But GI is not the whole story. A newer and more informative number is the “glycemic load,” or GL. David Mendosa of the diabetes site www.mendosa.com says, “A GI value tells you how rapidly a particular carbohydrate turns into sugar. It doesn’t tell you how much of that carbohydrate is in a serving of a particular food. You need to know both things to understand a food’s effect on blood sugar. That is where GL comes in. GL equals GI x the amount of carbohydrate in a particular food. The carbohydrate in watermelon, for example, has a high GI. But there isn’t a lot of it, so watermelon’s glycemic load is relatively low.” A GL of 20 or more is high; a GL of 11 to 19 inclusive is medium; and a GL of 10 or less is low.

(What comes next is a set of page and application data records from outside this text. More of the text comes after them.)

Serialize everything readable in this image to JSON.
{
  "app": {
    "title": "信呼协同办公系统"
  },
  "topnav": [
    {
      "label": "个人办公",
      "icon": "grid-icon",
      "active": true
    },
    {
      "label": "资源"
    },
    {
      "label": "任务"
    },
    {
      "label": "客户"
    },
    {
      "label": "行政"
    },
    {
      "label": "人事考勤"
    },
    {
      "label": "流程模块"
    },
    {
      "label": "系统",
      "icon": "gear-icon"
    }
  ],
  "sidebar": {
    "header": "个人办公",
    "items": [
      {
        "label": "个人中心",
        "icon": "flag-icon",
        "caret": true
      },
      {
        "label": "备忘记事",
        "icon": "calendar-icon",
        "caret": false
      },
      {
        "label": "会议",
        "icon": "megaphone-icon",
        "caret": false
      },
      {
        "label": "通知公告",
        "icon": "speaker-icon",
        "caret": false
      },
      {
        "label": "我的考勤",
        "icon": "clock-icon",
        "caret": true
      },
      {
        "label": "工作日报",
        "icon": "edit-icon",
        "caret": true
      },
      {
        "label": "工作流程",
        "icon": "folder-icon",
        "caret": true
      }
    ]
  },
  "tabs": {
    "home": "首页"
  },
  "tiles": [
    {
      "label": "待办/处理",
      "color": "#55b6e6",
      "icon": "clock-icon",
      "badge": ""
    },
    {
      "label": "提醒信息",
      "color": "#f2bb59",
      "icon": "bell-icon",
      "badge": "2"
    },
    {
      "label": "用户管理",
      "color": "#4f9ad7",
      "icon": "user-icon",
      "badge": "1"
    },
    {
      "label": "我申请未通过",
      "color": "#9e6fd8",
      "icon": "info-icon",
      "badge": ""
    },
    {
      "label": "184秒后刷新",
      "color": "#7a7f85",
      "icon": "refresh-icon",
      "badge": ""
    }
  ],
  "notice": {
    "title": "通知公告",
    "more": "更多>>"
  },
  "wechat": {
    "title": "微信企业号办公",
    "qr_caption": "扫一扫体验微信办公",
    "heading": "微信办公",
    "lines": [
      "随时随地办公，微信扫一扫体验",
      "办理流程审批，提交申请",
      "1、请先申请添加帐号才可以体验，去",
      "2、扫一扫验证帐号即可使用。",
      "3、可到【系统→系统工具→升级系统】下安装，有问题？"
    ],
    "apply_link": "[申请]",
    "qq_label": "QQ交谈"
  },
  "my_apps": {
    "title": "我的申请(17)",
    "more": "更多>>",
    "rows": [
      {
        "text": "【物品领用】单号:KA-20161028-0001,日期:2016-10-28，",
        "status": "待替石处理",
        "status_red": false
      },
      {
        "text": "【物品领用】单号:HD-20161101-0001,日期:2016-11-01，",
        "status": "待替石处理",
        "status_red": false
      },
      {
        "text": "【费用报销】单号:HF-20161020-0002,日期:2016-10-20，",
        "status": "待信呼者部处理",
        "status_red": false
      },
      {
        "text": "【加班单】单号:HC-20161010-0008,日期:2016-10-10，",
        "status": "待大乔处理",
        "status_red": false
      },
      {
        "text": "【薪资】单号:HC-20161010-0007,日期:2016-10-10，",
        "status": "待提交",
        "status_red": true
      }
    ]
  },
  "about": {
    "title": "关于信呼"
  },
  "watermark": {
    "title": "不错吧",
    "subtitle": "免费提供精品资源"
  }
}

High-GI foods tend to be unhealthy, especially if you have diabetes or prediabetes. They force the body to pump out a lot of insulin quickly to handle the glucose spike. Then blood sugar drops again. If you don’t make enough insulin or have too much insulin resistance, you will not be able to process all the glucose, and your blood glucose level will stay up. Or it may bounce up and down as the liver and pancreas try to find the right balance.
But GL is just as significant, because a high-GL food will keep blood glucose up for a long time—especially if you eat a lot of it, because quantity is just as important or more important than quality of carbohydrate. The Linus Pauling Institute at Oregon State University says, “After a high-glycemic load meal, blood glucose levels rise more rapidly and insulin demand is greater than after a low-glycemic load meal. High blood glucose levels and excessive insulin secretion are thought to contribute to the loss of the insulin-secreting function of the pancreatic beta-cells that leads to diabetes. You can read more of what the Insititute has to say about GI and GL here.
What about proteins, fats, and fiber? All of these nutrients slow down the rate at which glucose gets into the blood. In general, this is a good thing, because your body can handle gradual changes better than sudden ones.
In diabetes, a low-GI, low-GL diet is best for most people. But as Joan commented on the same blog entry: “There is no one best method that fits every person with diabetes!” The best way to find out what works for you is by checking your blood glucose and noticing how you feel after a eating particular food, to see how it affects you personally.
For more information about GI and GL, you can also check out dietitian Amy Campbell’s blog entry on the topic, “Glycemic Index and Glycemic Load”.